The Holocaust: Au Revoir
They tumble up and down stairs, stand on stilts for playground wars, eagerly study naughty postcards, read novels at night by flashlight, and are even merry as they pour into the cellars during an air raid. One of the foundations of Louis Malle's "Au revoir les enfants" (1987) is how naturally he evokes the daily life of a French boarding school in 1944. His central story shows young life hurtling forward; he knows, because he was there, that some of these lives will be exterminated.
Friedlander’s longing and concern for his parents during this period may help us understand what the character of Jean Bonnet and many other children hidden under false identity experienced. Friedlander described the process he was forced to undergo (Lucien Lazare (ed.), 2003).

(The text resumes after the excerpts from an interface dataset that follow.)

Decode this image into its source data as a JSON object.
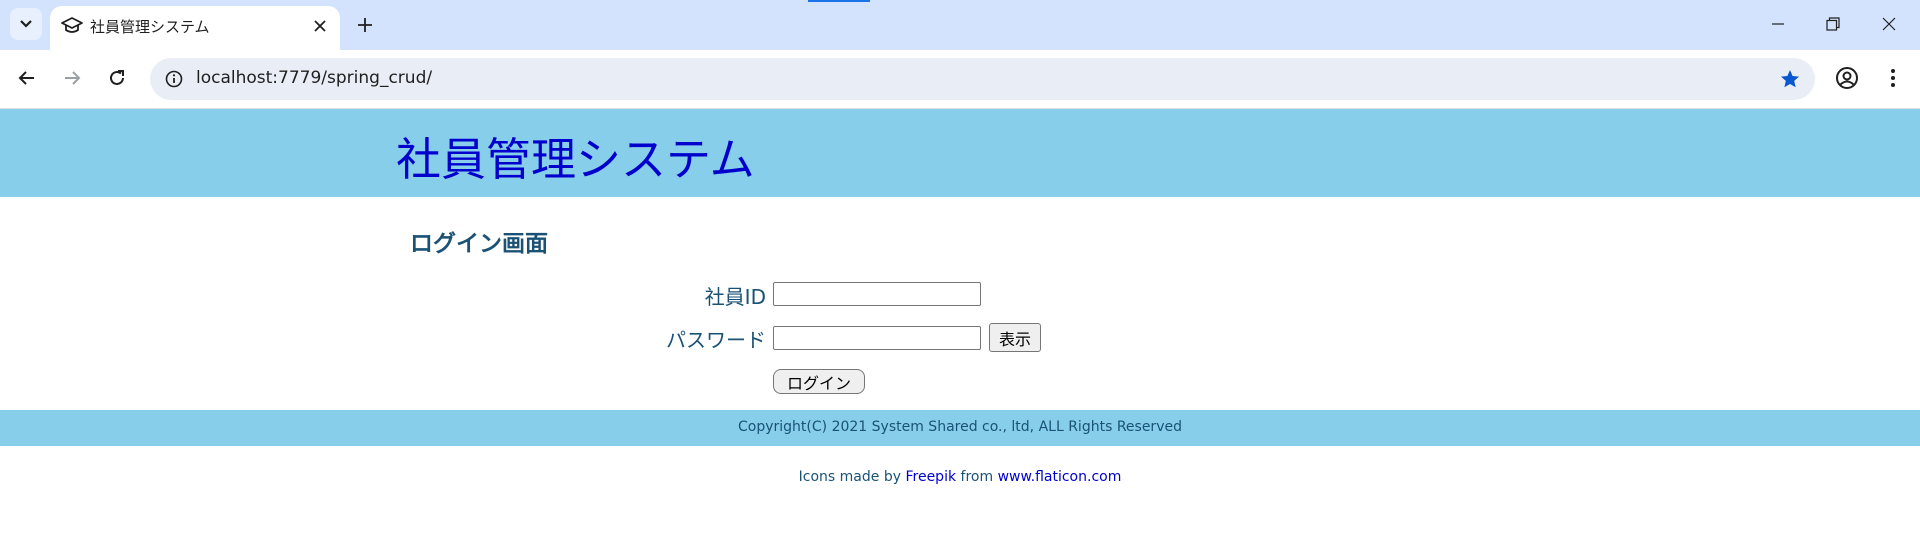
{
  "browser": {
    "tab_title": "社員管理システム",
    "url": "localhost:7779/spring_crud/"
  },
  "app": {
    "title": "社員管理システム",
    "login_heading": "ログイン画面",
    "form": {
      "employee_id_label": "社員ID",
      "employee_id_value": "",
      "password_label": "パスワード",
      "password_value": "",
      "show_button_label": "表示",
      "login_button_label": "ログイン"
    },
    "footer": {
      "copyright": "Copyright(C) 2021 System Shared co., ltd, ALL Rights Reserved"
    },
    "credits": {
      "prefix": "Icons made by",
      "author_link": "Freepik",
      "middle": "from",
      "site_link": "www.flaticon.com"
    }
  },
  "colors": {
    "header_bg": "#87ceeb",
    "title_color": "#0000cd",
    "text_color": "#1a5276",
    "chrome_bg": "#d3e3fd"
  }
}
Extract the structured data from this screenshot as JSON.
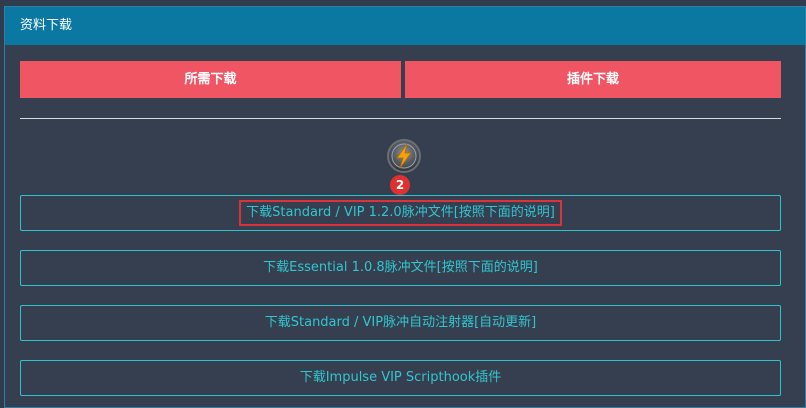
{
  "panel": {
    "title": "资料下载"
  },
  "top_buttons": {
    "left_label": "所需下载",
    "right_label": "插件下载"
  },
  "badge": {
    "count": "2"
  },
  "colors": {
    "header": "#0b78a1",
    "accent_red": "#f05564",
    "link_cyan": "#31c6d0",
    "highlight_box": "#d9343b"
  },
  "icons": {
    "logo": "lightning-logo-icon"
  },
  "downloads": [
    {
      "label": "下载Standard / VIP 1.2.0脉冲文件[按照下面的说明]",
      "highlighted": true
    },
    {
      "label": "下载Essential 1.0.8脉冲文件[按照下面的说明]",
      "highlighted": false
    },
    {
      "label": "下载Standard / VIP脉冲自动注射器[自动更新]",
      "highlighted": false
    },
    {
      "label": "下载Impulse VIP Scripthook插件",
      "highlighted": false
    }
  ]
}
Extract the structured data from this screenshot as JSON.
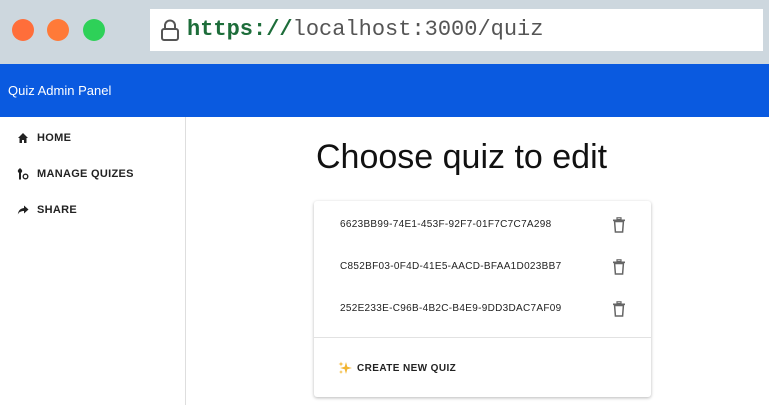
{
  "browser": {
    "url_scheme": "https://",
    "url_rest": "localhost:3000/quiz"
  },
  "app": {
    "title": "Quiz Admin Panel"
  },
  "sidebar": {
    "items": [
      {
        "label": "HOME",
        "icon": "home-icon"
      },
      {
        "label": "MANAGE QUIZES",
        "icon": "manage-icon"
      },
      {
        "label": "SHARE",
        "icon": "share-arrow-icon"
      }
    ]
  },
  "main": {
    "heading": "Choose quiz to edit",
    "quizzes": [
      {
        "id": "6623BB99-74E1-453F-92F7-01F7C7C7A298"
      },
      {
        "id": "C852BF03-0F4D-41E5-AACD-BFAA1D023BB7"
      },
      {
        "id": "252E233E-C96B-4B2C-B4E9-9DD3DAC7AF09"
      }
    ],
    "create_label": "CREATE NEW QUIZ"
  },
  "colors": {
    "app_bar": "#0a5ae0",
    "chrome": "#cdd7de",
    "url_scheme": "#1d6d3a"
  }
}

Safely in the dark in the movie theatre, we must be cognizant of more than our own silence. Rather, the silences involved in bearing witness to Jean’s fate, and in the viewing -- witnessing Julien as another kind of witness onscreen -- make a clear statement about the place of the corporeal in education, and the necessity to articulate the place of the individual body – that is, each child and his or her story. Bearing witness thus becomes an experience out of which we can mourn for bodily loss by violent ends, as often the body is the message, and stands in for that which cannot be safely be declared aloud.
Lucien Lazare (ed.), Encyclopedia of the Righteous Among the Nations – France, Yad Vashem, 2003, pp. 116-117 (series editor: Israel Gutman).
Louis Malle, Au revoir les enfants, Sifriya La’am, 1988, p. 79 [the Hebrew transcript of the film].